Two Hispanic kids are talking to her. (Mini-Mayor Villaraigosa's, himself). She's on the phone with another branch, looking for a Three-part Action comic, and is multi-tasking, as is the librarian on the other phone. They've located Parts One and Two. She's on hold for the Third. These Hispanic kids are shy, thrilled, and not speaking great English, though one wears an 'American Baseball' t-shirt. "They're sending them, but now, because we're closed Monday, we don't have delivery for several days," she tells them.
"We're the only city without a Central Library,' she continues with me.
Many public libraries are now closed. Once, many years ago, someone asked me something random about what would I do if I won a million dollars and (now, make my movie), but still, I'd give a donation of countless value, in grateful thanks for services rendered. If I added up every hour I've spent in a library in my life, I would still owe them.
There's a rally at the downtown Central Library called 'Unslam the Door.' This is the first time in 187 years that these doors are shut on a Monday. "Let us In!" "Let Us Read!" Cars and buses honk as they drive by. "It's the first time you'll hear us telling people not to be quiet," one woman shouts in thanks.
Another woman talks about children, into the microphone. She makes me CRY. Now that I'm 50, I guess everything does. But it's so personal to me. This is my life she is talking about. What about the kids that don't have a great family? This is their friend and their refuge. They said in the '60's that the Personal is Political. Well, for me... anti-war rallies, the WGA strike, the public library. My tale.
Refuse to be quiet, a sign says.
In another moment straight out of central casting, a woman with a thick Russian accent is crying at the closed door. "The library is closed? But I need to find a job on the computer, today." Tears flow. The news cameras take a moment to capture her. She can't be real. She's trying to steal the spotlight from the star. Since I live in LA, I'm quite sure she's an extra, trying to overact and steal the spotlight; this can't be real. She's clearly and annoyingly trying to make her mark!
Ironically, the downtown public library shares a courtyard with a fancy Pinot Bistro, which is just setting up for lunch as the rally finishes. It's been so hot for a week, that I can't imagine they've had much business outside. The Hispanic busboys are watching as they set places. Meals at this Bistro are easily $100 for two (lunch).
Like a hungry person with food issues, I check out way too many books on that first Tuesday at the NOHO branch. I over-check. I feel a sense of panic that they will be closed for three days, and I check out my reserved book and four others. That's 5, the max. And that's just from this library! Clearly, someone has 'book issues'. I eat/read/binge way too much! My brother and I once went online, he checked out the stock portfolio, and I looked to see where my books 'on hold' were.

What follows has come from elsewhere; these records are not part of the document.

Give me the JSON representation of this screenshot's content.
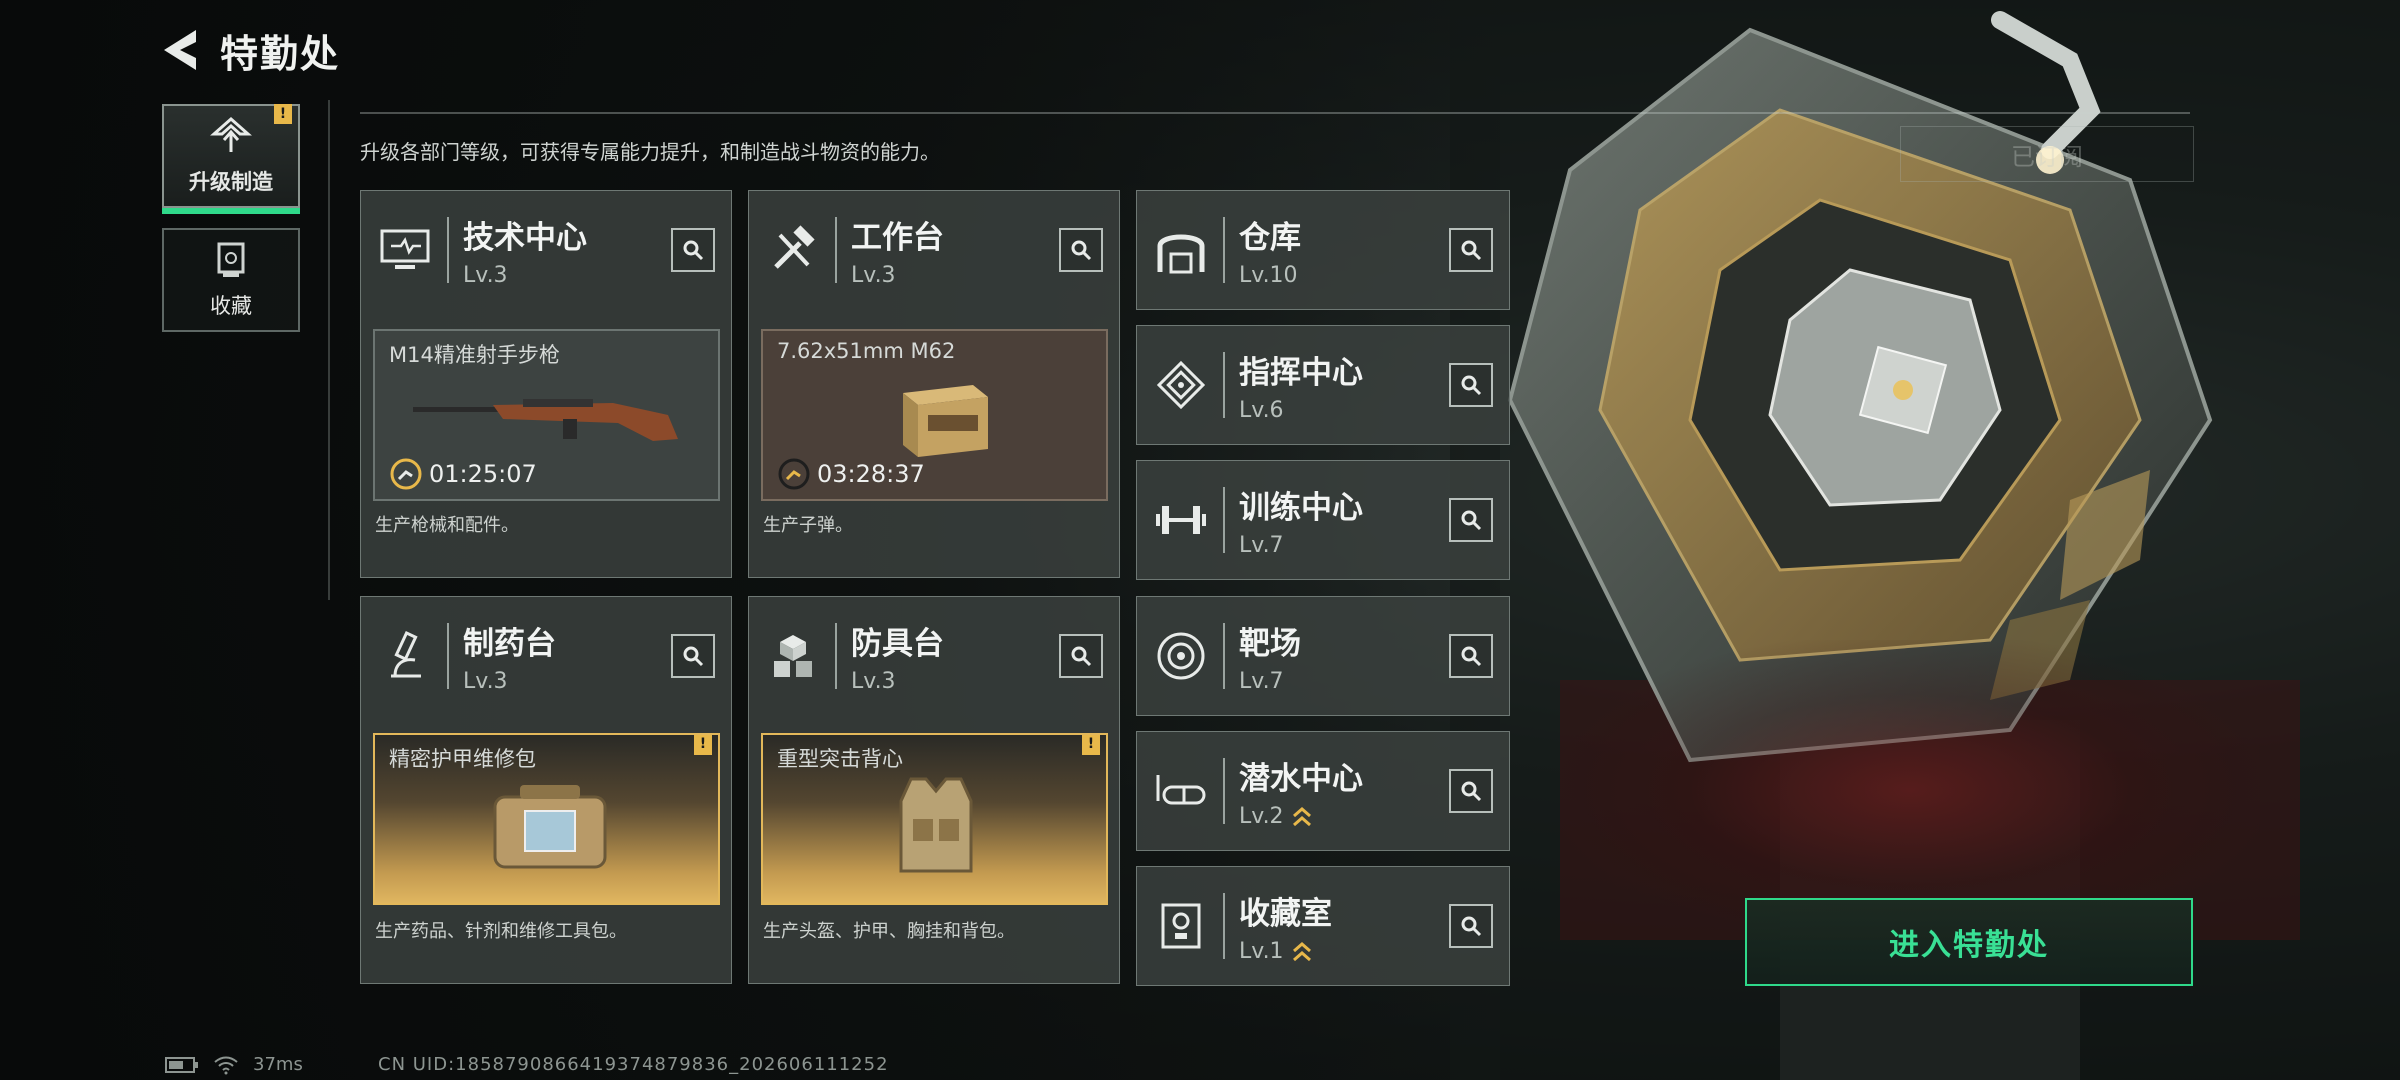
{
  "header": {
    "title": "特勤处"
  },
  "side_tabs": [
    {
      "label": "升级制造",
      "badge": "!"
    },
    {
      "label": "收藏"
    }
  ],
  "description": "升级各部门等级，可获得专属能力提升，和制造战斗物资的能力。",
  "big_cards": [
    {
      "name": "技术中心",
      "level": "Lv.3",
      "item": "M14精准射手步枪",
      "timer": "01:25:07",
      "desc": "生产枪械和配件。"
    },
    {
      "name": "工作台",
      "level": "Lv.3",
      "item": "7.62x51mm M62",
      "timer": "03:28:37",
      "desc": "生产子弹。"
    },
    {
      "name": "制药台",
      "level": "Lv.3",
      "item": "精密护甲维修包",
      "desc": "生产药品、针剂和维修工具包。",
      "badge": "!"
    },
    {
      "name": "防具台",
      "level": "Lv.3",
      "item": "重型突击背心",
      "desc": "生产头盔、护甲、胸挂和背包。",
      "badge": "!"
    }
  ],
  "small_cards": [
    {
      "name": "仓库",
      "level": "Lv.10"
    },
    {
      "name": "指挥中心",
      "level": "Lv.6"
    },
    {
      "name": "训练中心",
      "level": "Lv.7"
    },
    {
      "name": "靶场",
      "level": "Lv.7"
    },
    {
      "name": "潜水中心",
      "level": "Lv.2"
    },
    {
      "name": "收藏室",
      "level": "Lv.1"
    }
  ],
  "tray_button": "已订阅",
  "enter_button": "进入特勤处",
  "status": {
    "ping": "37ms",
    "uid": "CN UID:1858790866419374879836_202606111252"
  },
  "colors": {
    "accent_green": "#2fd98a",
    "warn_yellow": "#e8b84a",
    "panel": "#3c4240"
  }
}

Like a hungry person -- this is my life you're talking about.
The Morning Email helps you start your workday with everything you need to know: breaking news, entertainment and a dash of fun. Learn more